The data must be returned in full and exactly as given.

START Source records

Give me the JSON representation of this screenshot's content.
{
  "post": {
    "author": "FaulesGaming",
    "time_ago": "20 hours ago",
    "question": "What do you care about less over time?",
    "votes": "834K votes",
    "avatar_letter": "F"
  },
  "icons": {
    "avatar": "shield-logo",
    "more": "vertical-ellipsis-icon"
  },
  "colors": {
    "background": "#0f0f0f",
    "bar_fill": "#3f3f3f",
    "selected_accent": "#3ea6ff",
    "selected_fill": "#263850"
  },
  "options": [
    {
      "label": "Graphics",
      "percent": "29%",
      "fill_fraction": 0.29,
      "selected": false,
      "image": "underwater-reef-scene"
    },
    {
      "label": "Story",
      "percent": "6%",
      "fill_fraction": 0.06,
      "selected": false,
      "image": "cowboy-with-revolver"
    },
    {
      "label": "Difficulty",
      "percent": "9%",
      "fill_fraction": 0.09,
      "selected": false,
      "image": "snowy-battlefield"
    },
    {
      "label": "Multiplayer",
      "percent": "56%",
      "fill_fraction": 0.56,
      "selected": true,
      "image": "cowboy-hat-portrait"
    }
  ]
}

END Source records

## Your solution
Give me the JSON representation of this screenshot's content.
{
  "post": {
    "author": "FaulesGaming",
    "time_ago": "20 hours ago",
    "question": "What do you care about less over time?",
    "votes": "834K votes",
    "avatar_letter": "F"
  },
  "icons": {
    "avatar": "shield-logo",
    "more": "vertical-ellipsis-icon"
  },
  "colors": {
    "background": "#0f0f0f",
    "bar_fill": "#3f3f3f",
    "selected_accent": "#3ea6ff",
    "selected_fill": "#263850"
  },
  "options": [
    {
      "label": "Graphics",
      "percent": "29%",
      "fill_fraction": 0.29,
      "selected": false,
      "image": "underwater-reef-scene"
    },
    {
      "label": "Story",
      "percent": "6%",
      "fill_fraction": 0.06,
      "selected": false,
      "image": "cowboy-with-revolver"
    },
    {
      "label": "Difficulty",
      "percent": "9%",
      "fill_fraction": 0.09,
      "selected": false,
      "image": "snowy-battlefield"
    },
    {
      "label": "Multiplayer",
      "percent": "56%",
      "fill_fraction": 0.56,
      "selected": true,
      "image": "cowboy-hat-portrait"
    }
  ]
}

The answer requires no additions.